Then there are your timid cats. “If a dog loves chasing things, then a fearful, shy cat who runs away probably wouldn’t be the best choice,” says the American Humane Association (AHA), adding that “an energetic cat who runs and pounces would fall into this same category. A better match would be a calm, confident cat who will not run (in fear or play).”
Age is a factor, too. You don’t want to bring a boisterous dog into a household with a kitten or an elderly cat “who can be easily hurt.”
Protocol and Precautions
You can’t expect 2 very different animals to bond right away. And you can’t force it either.
Here are a few important things to remember:
- In the beginning, keep your dog leashed when he and the cat in the same room. “Continue with this type of introduction until the dog is calm and ignores the cat and the cat is calm, eating and using the litter box normally,” the AHA advises.

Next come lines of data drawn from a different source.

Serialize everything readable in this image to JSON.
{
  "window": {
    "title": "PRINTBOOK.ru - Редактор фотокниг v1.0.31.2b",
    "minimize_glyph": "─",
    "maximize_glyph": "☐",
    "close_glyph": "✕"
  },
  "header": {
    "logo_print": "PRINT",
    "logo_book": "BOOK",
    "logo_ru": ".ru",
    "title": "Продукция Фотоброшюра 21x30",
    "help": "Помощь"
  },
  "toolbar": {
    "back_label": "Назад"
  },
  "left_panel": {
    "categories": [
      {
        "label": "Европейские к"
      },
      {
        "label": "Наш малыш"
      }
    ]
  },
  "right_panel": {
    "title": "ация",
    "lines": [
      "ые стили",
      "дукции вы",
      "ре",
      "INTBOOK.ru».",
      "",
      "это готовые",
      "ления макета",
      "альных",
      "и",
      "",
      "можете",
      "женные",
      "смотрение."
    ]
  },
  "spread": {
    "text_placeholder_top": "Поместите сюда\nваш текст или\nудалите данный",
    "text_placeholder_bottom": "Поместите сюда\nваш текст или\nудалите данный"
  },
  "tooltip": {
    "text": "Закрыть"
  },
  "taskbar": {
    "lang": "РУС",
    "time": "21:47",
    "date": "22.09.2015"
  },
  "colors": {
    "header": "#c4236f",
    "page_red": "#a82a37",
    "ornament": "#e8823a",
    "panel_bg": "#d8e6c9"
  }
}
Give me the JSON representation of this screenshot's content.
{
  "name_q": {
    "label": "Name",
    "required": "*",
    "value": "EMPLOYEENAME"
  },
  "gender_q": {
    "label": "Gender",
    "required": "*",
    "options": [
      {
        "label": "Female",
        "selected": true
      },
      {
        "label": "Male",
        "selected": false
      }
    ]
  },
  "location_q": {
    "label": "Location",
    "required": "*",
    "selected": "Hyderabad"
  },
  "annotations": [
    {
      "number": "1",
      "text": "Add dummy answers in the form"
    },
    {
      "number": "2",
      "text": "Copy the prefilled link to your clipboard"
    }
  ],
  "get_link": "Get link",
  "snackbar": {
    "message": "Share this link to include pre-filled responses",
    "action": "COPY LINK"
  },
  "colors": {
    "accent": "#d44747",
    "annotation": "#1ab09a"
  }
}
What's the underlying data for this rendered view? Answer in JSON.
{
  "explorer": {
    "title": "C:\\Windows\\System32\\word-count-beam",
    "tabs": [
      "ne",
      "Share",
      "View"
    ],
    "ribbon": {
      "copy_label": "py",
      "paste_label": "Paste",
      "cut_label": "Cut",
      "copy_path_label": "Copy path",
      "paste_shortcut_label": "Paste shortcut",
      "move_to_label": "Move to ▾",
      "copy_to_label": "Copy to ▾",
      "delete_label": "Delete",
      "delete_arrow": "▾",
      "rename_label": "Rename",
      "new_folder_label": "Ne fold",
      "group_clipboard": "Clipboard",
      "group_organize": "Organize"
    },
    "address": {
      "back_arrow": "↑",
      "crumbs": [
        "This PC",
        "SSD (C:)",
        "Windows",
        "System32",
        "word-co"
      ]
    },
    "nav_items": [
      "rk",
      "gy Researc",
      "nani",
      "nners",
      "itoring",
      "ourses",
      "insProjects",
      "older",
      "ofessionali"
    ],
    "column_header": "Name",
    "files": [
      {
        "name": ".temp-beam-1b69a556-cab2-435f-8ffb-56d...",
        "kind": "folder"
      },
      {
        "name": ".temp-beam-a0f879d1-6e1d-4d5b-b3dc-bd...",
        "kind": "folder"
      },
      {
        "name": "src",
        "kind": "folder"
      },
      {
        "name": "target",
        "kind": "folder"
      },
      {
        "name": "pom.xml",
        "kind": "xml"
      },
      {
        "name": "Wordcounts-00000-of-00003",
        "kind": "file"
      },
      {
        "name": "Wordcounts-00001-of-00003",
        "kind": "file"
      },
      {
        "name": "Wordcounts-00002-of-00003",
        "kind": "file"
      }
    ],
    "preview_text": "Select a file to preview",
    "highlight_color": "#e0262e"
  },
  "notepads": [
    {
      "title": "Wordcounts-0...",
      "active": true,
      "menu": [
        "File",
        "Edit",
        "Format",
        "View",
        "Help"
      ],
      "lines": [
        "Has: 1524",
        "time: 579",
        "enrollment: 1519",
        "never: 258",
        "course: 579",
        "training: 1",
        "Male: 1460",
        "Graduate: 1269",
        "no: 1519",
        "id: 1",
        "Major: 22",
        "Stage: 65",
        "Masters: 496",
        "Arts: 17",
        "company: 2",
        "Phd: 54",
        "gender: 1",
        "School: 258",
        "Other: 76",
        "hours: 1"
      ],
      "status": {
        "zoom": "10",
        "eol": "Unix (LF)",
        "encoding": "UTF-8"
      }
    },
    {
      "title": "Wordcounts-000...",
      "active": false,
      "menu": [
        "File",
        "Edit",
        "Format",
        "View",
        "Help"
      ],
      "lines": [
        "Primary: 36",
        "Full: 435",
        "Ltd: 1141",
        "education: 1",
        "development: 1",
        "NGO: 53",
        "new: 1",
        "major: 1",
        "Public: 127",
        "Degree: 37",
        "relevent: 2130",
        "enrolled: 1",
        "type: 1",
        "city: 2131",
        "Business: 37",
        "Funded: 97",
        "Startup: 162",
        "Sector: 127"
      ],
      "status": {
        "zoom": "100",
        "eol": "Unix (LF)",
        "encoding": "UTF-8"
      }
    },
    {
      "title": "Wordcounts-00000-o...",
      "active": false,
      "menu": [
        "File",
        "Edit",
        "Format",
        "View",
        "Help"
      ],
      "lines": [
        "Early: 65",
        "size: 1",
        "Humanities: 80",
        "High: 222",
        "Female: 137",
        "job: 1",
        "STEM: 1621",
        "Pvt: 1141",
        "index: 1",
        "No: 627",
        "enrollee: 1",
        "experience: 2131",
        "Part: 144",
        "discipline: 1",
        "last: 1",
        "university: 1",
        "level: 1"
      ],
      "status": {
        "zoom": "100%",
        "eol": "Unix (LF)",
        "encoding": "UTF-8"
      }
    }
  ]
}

- Make sure that your cat has places to escape to that are well beyond a dog’s reach: cubbies, perches, cat trees and condos (this also satisfies the instinctive need for “vertical territory”).
- Baby gates also help provide the cat with freedom and safety.
Check out these bonding buddies:
Given time, many cats and dogs can work out satisfying living arrangements. Well, satisfying to them. Alex, my mom’s Maine coon, used to open up cupboards and knock down food for Katie, the springer spaniel.
Toto and Sam, my in-laws’ cat and dog, had an even more sinister bond. Toto the tortie would chase rabbits or chipmunks, who’d run from her…smack into Sam’s jaws.
But cats and dogs can also work together for the greater good. Years ago, Connecticut’s Fidelco guide dog facility in Bloomfield had 2 cats-in-residence. Termie — aka Terminator — and her Maine coon sidekick, Stripes, were part of the training program there.
The declawed Stripes was more timid and worked with the smaller puppies. Termie, however, was fearless and would eat and play with some of the dogs. She worked one day a week and was considered “part of the faculty,” the program coordinator told me.
Sometimes the feline-canine equation just isn’t going to work, no matter what. But when it does, it’s pretty incredible.